Getting your head around planting
Once you have wrapped your head around the fact that you are now creating a space for food - it all comes very easily from there. Your soil is perfect, your plants purchased - now all you need to do is consider spacing - and get planting. Don’t fear the process - just know everything is a learning curve.
The golden rule for seed sowing is succession planting. Every two to three weeks, sow another round of seeds. Sow fast-growing crops often (radishes shoot up!) and plant tall-growing plants so that they will shade lower growing plants which may need more sun protection. When the weather cools and growth is slow - it’s not considered cheating to pop in a few seedlings to ensure continuous supply (of your favourite lettuce, baby spinach, herbs - you name it)!
What can I grow going into winter?

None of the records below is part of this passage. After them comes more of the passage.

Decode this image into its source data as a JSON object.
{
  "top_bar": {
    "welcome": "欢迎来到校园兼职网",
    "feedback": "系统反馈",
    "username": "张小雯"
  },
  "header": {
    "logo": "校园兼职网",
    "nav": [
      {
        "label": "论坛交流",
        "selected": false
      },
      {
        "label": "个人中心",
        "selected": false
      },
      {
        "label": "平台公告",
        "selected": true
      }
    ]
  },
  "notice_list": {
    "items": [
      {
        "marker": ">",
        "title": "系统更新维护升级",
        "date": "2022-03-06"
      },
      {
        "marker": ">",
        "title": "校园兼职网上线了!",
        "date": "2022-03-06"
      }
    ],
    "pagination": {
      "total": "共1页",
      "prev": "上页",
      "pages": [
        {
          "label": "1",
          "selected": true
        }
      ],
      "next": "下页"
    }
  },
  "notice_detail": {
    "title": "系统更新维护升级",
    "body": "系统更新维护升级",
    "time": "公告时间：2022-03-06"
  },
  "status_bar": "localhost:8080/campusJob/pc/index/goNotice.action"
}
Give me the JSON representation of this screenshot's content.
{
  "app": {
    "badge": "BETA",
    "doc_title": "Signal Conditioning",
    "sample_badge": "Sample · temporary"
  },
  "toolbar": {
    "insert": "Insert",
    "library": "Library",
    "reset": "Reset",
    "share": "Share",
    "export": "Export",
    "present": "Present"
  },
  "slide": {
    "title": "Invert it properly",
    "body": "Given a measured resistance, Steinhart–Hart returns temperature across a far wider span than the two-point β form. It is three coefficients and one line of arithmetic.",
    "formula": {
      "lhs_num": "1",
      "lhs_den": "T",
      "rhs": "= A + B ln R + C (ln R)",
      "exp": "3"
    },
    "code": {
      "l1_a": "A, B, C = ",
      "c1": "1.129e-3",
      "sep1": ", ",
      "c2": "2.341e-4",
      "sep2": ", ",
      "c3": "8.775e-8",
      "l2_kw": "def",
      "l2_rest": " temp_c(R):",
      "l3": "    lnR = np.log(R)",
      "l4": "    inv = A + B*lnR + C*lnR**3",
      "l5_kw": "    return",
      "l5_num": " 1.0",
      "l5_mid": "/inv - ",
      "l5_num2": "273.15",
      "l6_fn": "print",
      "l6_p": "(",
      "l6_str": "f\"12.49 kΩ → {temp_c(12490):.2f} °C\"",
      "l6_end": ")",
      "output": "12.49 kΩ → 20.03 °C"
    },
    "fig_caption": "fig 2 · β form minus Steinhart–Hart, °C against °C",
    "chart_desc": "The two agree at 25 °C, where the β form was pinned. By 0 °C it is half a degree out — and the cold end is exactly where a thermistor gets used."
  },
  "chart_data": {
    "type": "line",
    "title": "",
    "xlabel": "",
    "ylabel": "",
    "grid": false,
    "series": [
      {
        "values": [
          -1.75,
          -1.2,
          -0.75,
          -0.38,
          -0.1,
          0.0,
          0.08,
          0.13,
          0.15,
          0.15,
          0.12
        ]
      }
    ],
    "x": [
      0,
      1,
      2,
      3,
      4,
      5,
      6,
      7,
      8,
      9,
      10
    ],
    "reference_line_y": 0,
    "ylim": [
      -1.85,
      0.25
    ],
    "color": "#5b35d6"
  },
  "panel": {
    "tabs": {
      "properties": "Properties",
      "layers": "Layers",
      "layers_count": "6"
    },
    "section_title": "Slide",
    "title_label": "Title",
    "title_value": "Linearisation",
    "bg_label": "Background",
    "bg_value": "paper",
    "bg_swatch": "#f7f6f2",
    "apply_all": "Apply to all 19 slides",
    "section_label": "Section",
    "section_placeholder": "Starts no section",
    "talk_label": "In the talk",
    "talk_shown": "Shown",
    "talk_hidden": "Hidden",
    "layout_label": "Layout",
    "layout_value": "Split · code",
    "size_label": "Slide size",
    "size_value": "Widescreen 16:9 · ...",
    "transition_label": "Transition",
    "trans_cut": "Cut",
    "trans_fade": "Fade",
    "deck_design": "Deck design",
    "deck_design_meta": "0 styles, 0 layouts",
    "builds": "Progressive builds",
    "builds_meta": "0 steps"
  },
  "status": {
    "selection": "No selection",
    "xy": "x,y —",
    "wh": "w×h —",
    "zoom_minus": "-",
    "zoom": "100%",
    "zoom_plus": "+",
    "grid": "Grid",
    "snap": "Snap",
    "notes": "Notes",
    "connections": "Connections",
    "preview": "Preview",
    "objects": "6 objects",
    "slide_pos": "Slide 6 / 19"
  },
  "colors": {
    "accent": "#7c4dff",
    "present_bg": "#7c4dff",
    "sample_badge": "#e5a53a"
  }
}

Contrary to popular belief; Winter is a time when many cold weather-loving veggies and fruits flourish. Many of our citrus fruits hale from colder weather, as do onions, garlic, peas, various cooler-variety salad leaves, chards, asparagus and beans. The Brassica family is fond of colder days, and your cabbages, cauliflowers, broccoli, Brussel sprouts, turnips and bok choy are all really at home in cooler soil. Carrots, given a bit of protection, can also be grown in winter, but they are a long term crop and should be sown in autumn to harvest in winter.
Forgive yourself for wanting the showy bright hues of heirloom tomatoes and fanciful eggplants - they are for summer gardens, and a winter/autumn garden can be as exhilarating. Think Bright lights chard, multicoloured carrots, deep blue winter squashes, deep magenta cabbages and watermelon radishes - your harvest is set to be bright indeed!
The range and diversity one can plant and grow doubles in spring and summer, so there really is something to look forward to year-round.
So when is the correct time to harvest edibles?
Edible herbs, flowers, fruit and vegetables all ripen at various, differing times. Lemons go bright yellow when ripe, blueberries become plump and a grey-blue colour, onions will tell you they are ripe when their usually-upright green stalks suddenly flop to the ground. Radishes and carrots pop their heads above the soil to announce their ripeness.
Become acquainted with the information that will serve you best in your garden. There are so many resources- but in general if herbs look good and if fruit feel ripe, they are ready to be used! Harvesting is better done before the heat of the day arrives, so pick produce in the mornings and then again after sunset.